Geologic Map Day 2013 is a special event designed to promote awareness of the study, uses, importance of geologic mapping for education, science, business, and a variety of public policy concerns. Geologic maps are important for education, science, business, and a variety of other public policy concerns. Geologic Map Day will focus the attention of students, teachers, and the general public on the study, uses, and significance of these tools, by engaging audiences through educational activities, print materials, online resources, and public outreach opportunities.
Geologic maps maps, produced by the
department’s Division of Geology
and Land Survey, depict
rock type, distribution, properties
and its relative age. They
provide information about the
Earth’s structure and provide a
baseline for data related to energy
resources, mineral resources,
natural hazards, water
resources, soil conservation and climate science. Virtually all mineral, energy, water, industrial construction, public works and urban development projects can benefit from a geologic map. Read more.
Visit our Ed Clark Museum of Missouri Geology on Geologic Map Day to learn more about geologic maps. Open weekdays from 8 a.m. to 5 p.m., we are located at 111 Fairgrounds Road, Rolla.
Bedrock geologic maps provide information about the existing layering of bedrock and faulting, folding or deformation. They include information about the distribution of rock such as limestone, sandstone, coal and granite. Surficial material maps describe deposits that occur above bedrock. This includes soil, but also details up to several hundred feet of deeper unconsolidated material.
What is a geologic map?
Like all maps, a geologic map shows where things are. But while other maps highlight where you can find things like streets and streams, a geologic map shows the distribution, nature, and age relationships of rocks, faults, strata, and other geologic features.
How do you read a geologic map?
Each geologic map has a map key, which is a table explaining the meanings of all colors and symbols used to represent geologic features in the map. For example, geologic units usually are listed in order from the youngest (most recently formed) rock types to the oldest (formed earliest in time). The key often will give the name of the each unit, as well as the age and a brief description of that unit’s rocks.
In addition to units, the key usually explains the map’s use of lines and symbols. Lines might show where two units meet and perhaps bend, fold, and warp up against one another. Symbols might indicate where you can find things like fossils, precious metals, or active faults.
A strike and dip symbol, for instance, is a T-shaped symbol that shows where layers of rock stack up in tilted beds. The number accompanying a strike and dip symbol indicates the angle, or tilt, of the rock bed.
How do you use a geologic map?
Like people all over the world, your life is shaped by the geology of your area. Is the ground good for building or farming? Are you likely to find available groundwater? What natural resources are there underground? What is the likelihood of a natural disaster such as an active volcano or earthquake?
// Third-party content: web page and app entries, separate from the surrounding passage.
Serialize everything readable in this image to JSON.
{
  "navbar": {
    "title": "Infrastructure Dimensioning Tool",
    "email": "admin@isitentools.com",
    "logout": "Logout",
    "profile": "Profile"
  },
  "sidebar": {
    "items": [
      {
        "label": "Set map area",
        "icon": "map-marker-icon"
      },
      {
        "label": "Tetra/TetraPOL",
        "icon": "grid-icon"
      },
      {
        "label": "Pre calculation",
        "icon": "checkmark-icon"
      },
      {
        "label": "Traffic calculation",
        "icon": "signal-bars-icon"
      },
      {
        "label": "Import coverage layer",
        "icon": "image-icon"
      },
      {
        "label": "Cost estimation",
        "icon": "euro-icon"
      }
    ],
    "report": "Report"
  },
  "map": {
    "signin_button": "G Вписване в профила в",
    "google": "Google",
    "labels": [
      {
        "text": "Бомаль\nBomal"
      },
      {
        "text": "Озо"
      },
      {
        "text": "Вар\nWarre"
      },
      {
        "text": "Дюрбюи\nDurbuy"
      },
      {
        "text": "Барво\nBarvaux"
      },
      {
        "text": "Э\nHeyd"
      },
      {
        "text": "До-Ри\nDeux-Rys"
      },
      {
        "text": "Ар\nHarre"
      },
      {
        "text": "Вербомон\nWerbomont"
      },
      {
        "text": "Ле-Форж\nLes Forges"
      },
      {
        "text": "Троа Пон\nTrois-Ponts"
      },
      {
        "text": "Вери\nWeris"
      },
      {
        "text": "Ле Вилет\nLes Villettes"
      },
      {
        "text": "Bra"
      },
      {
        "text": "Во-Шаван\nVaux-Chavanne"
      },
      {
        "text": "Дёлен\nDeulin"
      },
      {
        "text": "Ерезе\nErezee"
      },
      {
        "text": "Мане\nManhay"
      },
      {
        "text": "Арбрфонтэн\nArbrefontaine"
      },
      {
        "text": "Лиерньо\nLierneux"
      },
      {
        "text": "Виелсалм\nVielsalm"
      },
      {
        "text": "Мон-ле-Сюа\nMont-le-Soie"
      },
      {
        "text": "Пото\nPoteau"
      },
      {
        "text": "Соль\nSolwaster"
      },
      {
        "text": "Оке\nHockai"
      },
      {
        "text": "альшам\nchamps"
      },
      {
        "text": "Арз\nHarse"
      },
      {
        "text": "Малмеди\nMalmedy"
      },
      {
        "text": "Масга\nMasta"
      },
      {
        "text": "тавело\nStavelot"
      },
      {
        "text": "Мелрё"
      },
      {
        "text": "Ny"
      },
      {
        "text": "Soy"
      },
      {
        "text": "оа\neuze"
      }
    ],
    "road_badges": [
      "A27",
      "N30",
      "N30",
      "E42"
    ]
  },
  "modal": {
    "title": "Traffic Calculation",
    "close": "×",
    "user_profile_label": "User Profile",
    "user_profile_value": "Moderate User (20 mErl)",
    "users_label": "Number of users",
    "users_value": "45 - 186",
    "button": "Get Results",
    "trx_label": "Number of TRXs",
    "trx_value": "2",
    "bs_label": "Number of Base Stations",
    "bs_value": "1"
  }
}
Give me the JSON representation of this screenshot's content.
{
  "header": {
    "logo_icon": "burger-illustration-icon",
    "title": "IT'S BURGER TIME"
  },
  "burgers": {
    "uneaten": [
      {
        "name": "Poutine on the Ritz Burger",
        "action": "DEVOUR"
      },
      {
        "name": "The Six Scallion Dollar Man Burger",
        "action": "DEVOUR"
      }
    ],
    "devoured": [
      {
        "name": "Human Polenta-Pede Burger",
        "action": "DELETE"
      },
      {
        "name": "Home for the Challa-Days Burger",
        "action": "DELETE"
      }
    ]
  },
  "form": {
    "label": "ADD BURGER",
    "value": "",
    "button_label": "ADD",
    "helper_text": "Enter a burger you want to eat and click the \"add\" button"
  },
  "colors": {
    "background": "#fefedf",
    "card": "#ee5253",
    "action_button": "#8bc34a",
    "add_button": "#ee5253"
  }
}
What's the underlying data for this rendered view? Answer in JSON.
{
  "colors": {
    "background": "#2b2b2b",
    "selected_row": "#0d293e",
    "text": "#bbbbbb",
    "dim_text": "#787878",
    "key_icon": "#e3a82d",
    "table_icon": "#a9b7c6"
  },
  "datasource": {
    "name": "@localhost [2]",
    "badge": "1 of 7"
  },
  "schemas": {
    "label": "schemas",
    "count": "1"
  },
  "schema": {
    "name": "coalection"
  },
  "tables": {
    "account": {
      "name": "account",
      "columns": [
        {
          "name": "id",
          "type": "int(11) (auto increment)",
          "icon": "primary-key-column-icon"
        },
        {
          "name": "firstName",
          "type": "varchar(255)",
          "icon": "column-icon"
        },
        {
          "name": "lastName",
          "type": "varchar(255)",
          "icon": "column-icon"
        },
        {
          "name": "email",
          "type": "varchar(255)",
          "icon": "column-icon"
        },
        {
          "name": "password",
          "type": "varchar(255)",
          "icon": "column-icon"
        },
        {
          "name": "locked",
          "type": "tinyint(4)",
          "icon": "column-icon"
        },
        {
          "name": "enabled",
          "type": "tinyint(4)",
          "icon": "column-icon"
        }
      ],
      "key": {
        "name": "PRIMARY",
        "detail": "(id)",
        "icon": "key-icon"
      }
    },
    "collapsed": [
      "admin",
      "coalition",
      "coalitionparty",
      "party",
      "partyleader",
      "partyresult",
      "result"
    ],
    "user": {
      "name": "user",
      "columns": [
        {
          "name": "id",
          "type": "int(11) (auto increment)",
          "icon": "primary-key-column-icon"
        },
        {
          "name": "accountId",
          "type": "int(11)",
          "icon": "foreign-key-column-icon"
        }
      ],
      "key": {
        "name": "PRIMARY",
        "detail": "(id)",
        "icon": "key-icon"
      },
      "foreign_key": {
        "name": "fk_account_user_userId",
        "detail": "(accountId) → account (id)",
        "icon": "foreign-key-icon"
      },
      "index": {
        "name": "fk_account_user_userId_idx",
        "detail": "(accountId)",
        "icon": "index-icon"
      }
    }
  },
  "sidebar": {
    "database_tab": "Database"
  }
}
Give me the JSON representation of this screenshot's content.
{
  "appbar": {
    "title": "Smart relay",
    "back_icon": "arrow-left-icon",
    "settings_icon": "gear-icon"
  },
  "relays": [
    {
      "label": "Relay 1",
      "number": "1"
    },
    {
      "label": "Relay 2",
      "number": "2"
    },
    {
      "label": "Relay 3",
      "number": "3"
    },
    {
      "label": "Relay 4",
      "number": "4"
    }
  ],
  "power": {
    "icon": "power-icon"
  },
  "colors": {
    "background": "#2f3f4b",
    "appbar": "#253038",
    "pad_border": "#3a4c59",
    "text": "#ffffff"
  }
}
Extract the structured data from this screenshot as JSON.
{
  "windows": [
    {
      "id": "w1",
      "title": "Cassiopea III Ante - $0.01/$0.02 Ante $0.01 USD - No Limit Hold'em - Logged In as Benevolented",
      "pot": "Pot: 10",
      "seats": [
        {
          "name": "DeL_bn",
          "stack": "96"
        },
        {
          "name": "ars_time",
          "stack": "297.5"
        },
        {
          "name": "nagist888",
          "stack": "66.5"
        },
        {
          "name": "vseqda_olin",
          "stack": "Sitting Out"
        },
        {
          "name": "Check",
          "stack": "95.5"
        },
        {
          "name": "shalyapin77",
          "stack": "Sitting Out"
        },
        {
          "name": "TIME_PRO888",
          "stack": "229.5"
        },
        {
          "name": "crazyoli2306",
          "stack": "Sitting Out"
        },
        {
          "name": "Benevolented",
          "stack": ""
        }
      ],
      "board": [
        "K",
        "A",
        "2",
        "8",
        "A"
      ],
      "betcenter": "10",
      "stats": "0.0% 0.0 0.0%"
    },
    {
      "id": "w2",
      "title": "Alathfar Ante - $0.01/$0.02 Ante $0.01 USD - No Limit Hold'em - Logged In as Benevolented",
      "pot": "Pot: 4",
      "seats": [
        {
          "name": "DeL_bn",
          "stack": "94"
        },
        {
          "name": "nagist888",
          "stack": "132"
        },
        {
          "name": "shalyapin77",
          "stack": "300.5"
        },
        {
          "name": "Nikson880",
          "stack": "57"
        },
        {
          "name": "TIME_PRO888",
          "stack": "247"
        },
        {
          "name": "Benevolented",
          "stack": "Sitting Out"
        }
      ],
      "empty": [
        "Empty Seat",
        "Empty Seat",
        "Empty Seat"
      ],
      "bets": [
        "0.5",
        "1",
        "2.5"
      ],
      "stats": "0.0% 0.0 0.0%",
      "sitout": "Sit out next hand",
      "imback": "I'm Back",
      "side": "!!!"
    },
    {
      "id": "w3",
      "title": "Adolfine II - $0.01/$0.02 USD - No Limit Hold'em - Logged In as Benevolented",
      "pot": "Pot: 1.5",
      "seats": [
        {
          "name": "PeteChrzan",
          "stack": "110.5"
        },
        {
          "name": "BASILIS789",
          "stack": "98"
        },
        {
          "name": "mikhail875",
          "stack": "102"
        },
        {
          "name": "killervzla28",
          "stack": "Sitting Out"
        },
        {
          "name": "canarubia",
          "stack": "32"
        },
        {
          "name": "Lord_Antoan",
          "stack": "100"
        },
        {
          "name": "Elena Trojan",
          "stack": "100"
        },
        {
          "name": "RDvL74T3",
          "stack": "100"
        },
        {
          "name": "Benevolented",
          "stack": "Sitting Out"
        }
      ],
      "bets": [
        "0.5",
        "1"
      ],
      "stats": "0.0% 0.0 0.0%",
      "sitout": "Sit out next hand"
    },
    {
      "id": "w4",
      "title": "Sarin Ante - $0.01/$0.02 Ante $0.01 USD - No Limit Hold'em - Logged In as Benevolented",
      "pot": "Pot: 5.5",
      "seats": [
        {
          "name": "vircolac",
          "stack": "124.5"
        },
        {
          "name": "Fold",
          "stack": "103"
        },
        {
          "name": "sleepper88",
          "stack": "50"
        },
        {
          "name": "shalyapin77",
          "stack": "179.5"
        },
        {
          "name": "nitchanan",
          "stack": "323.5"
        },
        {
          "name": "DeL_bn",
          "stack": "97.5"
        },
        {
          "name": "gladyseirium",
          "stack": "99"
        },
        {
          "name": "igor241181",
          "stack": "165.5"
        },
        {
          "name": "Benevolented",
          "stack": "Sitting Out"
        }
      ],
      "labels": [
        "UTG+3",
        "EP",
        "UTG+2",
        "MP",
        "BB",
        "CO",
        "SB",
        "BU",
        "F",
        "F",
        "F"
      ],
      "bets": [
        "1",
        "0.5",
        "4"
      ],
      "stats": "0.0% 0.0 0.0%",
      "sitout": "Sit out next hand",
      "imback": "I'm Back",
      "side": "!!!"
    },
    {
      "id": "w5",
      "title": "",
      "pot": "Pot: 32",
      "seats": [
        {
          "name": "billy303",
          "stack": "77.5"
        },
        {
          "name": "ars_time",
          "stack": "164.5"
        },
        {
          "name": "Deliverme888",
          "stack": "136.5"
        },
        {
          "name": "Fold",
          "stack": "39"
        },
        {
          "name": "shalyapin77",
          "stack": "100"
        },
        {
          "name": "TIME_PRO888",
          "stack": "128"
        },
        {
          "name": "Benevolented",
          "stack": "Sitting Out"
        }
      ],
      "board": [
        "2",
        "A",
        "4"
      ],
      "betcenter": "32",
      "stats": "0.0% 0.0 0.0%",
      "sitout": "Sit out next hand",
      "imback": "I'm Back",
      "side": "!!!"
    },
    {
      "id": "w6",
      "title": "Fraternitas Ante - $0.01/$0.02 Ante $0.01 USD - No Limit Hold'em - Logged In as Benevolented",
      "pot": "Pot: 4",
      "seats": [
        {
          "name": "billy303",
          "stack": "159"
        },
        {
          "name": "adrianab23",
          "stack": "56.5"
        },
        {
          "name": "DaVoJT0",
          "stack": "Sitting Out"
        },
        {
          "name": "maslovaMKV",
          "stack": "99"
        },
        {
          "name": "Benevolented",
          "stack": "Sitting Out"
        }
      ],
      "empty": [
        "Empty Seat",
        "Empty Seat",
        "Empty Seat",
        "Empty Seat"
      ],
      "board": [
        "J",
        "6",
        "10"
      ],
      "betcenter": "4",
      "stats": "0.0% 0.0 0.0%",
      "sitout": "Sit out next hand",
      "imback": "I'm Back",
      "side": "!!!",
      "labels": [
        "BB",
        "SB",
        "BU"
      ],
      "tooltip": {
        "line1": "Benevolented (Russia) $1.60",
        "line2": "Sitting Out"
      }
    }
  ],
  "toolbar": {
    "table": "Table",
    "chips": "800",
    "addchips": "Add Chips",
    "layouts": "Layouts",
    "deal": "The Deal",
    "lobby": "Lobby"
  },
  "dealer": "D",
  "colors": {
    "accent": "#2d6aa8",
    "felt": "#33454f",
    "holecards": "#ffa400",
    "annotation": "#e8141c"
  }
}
As we can see on the map on the other side of this poster, geologic maps are used to identify many features and phenomena, from coal resources and potential landslides to vital ecosystems and animal habitats. Geologic maps are necessary to help us navigate among the many challenges and opportunities offered by the dynamic Earth systems that surround us.
(Adapted from Geologic Maps, USGS, and Meeting Challenges With Geologic Maps, AGI.)